Brief: Nothing but a number should be given: how many lines in the entries below include the string "Anti".
*** Entries provided ***
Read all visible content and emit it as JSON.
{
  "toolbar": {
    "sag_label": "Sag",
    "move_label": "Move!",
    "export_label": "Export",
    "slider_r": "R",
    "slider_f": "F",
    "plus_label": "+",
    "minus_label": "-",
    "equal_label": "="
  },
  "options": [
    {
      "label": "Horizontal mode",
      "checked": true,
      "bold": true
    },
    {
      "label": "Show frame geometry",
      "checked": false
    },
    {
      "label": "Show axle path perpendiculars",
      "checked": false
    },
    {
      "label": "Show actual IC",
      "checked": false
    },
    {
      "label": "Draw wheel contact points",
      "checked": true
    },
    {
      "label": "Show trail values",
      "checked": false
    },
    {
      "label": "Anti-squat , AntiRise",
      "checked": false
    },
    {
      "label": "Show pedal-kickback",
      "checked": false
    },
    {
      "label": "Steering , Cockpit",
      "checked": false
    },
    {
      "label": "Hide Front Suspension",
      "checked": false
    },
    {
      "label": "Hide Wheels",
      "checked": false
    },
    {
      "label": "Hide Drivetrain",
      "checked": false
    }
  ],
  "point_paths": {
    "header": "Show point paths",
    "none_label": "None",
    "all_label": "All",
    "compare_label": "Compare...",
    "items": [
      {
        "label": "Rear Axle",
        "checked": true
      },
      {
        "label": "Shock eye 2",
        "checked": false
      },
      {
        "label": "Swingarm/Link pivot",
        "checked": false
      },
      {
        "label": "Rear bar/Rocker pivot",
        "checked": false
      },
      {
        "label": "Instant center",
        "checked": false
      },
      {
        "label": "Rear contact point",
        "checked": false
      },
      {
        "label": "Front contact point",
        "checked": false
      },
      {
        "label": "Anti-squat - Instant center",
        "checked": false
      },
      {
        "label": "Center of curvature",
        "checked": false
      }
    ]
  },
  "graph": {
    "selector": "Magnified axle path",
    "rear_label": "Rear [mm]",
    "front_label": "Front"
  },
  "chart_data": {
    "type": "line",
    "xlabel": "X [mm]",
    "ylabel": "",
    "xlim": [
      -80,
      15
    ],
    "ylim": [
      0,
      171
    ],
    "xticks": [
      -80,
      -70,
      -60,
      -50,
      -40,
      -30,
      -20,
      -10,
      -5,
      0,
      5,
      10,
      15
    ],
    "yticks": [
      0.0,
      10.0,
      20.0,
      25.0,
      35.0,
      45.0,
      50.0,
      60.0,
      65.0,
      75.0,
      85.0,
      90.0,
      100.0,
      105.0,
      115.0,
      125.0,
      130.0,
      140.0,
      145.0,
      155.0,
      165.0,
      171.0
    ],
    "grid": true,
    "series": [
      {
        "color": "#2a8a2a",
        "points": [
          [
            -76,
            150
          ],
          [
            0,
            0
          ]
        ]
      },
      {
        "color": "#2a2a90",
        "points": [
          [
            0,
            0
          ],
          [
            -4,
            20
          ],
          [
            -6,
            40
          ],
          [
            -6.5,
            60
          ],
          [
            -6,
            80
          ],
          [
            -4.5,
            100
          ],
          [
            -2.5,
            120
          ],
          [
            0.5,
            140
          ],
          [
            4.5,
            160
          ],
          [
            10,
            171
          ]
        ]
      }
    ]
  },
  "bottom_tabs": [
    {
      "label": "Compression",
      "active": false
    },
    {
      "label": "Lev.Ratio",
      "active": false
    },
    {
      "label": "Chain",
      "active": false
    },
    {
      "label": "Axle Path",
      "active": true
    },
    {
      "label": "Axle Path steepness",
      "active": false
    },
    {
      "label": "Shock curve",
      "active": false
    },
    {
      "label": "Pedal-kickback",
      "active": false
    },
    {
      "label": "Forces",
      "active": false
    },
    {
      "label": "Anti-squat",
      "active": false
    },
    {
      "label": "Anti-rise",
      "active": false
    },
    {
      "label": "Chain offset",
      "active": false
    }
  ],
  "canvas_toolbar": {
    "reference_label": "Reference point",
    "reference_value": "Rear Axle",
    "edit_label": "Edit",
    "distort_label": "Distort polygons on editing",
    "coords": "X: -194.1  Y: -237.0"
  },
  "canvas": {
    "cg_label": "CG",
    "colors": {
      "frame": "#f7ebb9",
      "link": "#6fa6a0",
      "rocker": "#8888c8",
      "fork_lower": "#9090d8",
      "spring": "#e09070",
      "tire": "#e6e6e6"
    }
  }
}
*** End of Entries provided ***
Response box: 4